WHAT YOU SHOULD DO: The answer consists of one number: how many lines of the data below include the string "Fire".

*** Opening of EXTRACTED ENTRIES ***

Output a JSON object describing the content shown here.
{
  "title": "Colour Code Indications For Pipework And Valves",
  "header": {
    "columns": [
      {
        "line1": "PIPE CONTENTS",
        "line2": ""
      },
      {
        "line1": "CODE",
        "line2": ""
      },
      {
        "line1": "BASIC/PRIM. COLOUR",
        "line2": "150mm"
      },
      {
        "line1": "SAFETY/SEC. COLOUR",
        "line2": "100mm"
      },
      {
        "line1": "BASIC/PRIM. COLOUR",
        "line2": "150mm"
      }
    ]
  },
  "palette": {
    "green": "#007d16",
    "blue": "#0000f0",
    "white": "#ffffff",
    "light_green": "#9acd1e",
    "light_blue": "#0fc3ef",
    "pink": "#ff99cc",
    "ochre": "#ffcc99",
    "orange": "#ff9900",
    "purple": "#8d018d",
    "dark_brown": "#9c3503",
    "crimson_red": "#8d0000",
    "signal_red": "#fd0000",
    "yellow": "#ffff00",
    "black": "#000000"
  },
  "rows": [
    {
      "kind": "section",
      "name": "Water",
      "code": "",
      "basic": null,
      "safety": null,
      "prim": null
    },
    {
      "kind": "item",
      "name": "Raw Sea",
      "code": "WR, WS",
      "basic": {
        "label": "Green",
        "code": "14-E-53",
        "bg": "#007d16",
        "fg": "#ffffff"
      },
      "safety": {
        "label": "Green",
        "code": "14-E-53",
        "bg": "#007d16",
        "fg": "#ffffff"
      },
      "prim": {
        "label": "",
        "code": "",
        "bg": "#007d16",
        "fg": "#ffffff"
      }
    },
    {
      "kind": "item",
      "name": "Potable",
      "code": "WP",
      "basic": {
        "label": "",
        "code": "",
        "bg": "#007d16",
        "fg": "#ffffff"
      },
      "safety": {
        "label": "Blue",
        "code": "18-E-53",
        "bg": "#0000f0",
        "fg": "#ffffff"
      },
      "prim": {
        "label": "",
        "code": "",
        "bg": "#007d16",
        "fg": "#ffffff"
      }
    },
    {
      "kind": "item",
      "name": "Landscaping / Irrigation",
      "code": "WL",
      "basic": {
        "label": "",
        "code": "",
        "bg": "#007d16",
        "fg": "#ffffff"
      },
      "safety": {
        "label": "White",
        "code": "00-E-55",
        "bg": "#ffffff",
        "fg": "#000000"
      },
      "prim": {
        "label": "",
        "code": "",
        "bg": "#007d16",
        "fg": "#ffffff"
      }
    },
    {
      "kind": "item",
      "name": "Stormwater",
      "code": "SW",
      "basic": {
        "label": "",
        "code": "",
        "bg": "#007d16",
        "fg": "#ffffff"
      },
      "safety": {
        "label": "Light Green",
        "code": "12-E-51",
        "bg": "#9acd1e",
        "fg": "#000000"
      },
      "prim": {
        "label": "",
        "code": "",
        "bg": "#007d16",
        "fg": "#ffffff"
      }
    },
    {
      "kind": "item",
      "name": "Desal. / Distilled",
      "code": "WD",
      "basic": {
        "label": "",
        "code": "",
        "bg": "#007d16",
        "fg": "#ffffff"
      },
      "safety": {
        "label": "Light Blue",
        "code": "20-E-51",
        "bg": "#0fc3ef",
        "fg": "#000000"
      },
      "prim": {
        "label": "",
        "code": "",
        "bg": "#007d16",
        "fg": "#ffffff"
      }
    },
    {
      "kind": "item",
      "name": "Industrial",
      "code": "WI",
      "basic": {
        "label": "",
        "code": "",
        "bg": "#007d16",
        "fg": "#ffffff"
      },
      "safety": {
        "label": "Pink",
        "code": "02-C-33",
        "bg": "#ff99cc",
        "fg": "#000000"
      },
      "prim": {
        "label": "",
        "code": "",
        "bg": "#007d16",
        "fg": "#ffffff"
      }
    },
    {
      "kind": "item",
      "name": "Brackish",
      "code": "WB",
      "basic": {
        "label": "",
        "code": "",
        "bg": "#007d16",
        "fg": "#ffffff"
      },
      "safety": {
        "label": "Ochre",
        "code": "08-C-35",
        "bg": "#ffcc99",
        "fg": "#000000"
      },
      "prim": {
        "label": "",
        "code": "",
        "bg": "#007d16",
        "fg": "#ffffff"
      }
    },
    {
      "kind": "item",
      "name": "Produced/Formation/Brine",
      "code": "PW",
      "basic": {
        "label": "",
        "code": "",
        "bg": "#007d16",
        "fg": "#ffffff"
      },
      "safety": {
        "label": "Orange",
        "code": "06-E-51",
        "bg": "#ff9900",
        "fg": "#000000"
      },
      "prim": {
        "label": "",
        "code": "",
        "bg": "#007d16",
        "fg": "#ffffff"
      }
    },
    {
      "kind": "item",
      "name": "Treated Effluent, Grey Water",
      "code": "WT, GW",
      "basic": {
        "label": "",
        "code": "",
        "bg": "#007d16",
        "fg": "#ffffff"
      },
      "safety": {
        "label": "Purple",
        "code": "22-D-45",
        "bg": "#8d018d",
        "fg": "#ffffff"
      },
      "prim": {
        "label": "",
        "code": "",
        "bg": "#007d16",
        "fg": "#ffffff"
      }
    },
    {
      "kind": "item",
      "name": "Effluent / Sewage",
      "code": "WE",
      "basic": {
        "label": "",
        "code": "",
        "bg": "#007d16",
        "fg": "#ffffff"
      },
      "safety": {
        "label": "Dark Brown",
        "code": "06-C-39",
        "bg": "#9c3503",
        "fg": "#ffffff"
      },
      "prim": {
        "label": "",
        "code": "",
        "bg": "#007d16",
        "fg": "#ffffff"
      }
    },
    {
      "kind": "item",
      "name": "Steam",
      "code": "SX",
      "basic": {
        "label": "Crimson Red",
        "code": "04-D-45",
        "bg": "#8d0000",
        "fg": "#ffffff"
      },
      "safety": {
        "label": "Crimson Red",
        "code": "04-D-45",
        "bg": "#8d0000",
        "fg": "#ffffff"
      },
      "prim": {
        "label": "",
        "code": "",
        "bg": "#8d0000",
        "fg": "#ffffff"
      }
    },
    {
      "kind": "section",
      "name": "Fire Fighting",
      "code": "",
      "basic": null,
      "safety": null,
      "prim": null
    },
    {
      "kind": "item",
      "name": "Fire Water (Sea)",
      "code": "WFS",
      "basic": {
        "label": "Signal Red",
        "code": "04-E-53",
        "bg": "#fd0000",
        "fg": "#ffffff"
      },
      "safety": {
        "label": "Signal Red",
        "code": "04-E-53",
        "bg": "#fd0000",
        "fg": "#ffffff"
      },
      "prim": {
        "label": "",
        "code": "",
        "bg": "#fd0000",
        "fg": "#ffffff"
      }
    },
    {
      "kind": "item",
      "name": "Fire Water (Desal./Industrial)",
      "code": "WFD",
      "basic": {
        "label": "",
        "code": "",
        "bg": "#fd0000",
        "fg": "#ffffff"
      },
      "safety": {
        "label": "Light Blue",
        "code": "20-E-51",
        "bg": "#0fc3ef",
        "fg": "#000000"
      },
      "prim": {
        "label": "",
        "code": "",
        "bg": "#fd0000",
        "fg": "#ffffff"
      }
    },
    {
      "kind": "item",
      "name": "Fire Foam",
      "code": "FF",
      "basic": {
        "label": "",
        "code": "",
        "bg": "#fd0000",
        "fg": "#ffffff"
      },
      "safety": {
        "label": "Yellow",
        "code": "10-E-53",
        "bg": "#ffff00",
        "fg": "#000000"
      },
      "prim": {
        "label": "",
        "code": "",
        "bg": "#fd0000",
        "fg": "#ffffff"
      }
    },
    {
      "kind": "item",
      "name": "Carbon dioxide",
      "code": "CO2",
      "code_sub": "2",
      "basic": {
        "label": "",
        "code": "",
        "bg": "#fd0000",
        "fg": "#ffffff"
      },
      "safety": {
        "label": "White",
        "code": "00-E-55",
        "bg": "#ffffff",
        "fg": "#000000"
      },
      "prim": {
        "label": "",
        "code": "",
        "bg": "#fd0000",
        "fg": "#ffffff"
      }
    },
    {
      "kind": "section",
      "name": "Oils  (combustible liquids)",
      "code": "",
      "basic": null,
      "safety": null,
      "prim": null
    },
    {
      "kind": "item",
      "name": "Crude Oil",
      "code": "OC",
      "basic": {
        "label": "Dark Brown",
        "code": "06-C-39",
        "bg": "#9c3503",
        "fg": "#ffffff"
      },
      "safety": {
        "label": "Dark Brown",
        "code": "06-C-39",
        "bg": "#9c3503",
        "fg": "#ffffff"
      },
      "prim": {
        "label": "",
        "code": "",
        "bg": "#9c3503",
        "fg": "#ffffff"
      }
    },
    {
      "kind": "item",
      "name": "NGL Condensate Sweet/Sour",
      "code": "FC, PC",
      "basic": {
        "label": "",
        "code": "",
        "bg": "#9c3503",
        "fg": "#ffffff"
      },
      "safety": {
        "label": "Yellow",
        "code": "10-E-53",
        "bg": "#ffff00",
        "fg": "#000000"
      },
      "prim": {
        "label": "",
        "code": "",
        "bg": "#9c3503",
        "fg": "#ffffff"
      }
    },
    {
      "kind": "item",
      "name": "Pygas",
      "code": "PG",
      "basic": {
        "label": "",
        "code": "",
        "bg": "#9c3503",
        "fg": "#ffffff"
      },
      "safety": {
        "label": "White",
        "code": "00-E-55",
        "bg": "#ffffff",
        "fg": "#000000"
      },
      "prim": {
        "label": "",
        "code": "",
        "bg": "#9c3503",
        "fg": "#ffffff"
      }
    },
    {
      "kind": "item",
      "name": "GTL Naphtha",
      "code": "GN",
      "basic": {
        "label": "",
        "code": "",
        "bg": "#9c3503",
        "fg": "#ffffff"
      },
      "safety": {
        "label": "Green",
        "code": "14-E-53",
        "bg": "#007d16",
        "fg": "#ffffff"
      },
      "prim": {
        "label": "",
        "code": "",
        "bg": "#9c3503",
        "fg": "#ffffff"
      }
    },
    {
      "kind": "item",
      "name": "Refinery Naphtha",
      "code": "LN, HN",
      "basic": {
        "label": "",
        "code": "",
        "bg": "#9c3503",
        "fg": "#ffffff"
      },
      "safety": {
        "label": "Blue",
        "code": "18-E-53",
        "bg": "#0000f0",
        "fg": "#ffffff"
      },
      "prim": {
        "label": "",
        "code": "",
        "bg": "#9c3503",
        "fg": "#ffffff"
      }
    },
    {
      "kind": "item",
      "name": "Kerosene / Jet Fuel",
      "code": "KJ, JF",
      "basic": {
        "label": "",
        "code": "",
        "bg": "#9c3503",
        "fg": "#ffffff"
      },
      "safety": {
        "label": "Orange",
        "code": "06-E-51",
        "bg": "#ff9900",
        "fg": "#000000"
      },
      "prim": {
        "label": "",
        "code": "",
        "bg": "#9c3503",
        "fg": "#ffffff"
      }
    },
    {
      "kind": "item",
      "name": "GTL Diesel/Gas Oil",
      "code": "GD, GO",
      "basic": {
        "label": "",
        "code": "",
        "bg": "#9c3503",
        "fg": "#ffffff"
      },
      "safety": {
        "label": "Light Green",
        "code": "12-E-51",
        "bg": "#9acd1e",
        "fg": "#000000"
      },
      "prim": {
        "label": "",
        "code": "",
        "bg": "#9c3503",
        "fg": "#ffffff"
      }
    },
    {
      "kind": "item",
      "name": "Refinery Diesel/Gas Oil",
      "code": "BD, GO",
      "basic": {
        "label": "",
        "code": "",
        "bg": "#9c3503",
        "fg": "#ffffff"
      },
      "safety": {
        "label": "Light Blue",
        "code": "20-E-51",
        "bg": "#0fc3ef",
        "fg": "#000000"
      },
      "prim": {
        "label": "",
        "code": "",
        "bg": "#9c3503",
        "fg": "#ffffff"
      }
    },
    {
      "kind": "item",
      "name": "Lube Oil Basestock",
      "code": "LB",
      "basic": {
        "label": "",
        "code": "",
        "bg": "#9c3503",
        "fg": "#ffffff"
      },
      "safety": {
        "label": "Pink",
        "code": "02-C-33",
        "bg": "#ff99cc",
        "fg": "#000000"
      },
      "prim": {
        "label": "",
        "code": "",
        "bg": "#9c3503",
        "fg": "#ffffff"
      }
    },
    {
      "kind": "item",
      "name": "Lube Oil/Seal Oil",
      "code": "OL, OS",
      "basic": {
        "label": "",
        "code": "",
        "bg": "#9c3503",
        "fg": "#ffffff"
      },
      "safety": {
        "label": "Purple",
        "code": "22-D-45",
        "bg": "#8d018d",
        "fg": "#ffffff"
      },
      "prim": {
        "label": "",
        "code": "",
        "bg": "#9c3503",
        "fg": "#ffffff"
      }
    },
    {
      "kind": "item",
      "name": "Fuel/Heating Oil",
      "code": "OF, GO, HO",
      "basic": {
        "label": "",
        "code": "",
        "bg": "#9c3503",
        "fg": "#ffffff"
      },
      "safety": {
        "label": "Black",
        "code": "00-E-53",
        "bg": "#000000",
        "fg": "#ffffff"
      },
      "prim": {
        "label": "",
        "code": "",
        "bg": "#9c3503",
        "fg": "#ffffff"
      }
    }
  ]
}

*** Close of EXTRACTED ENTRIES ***

REPLY TO THE EXERCISE: 4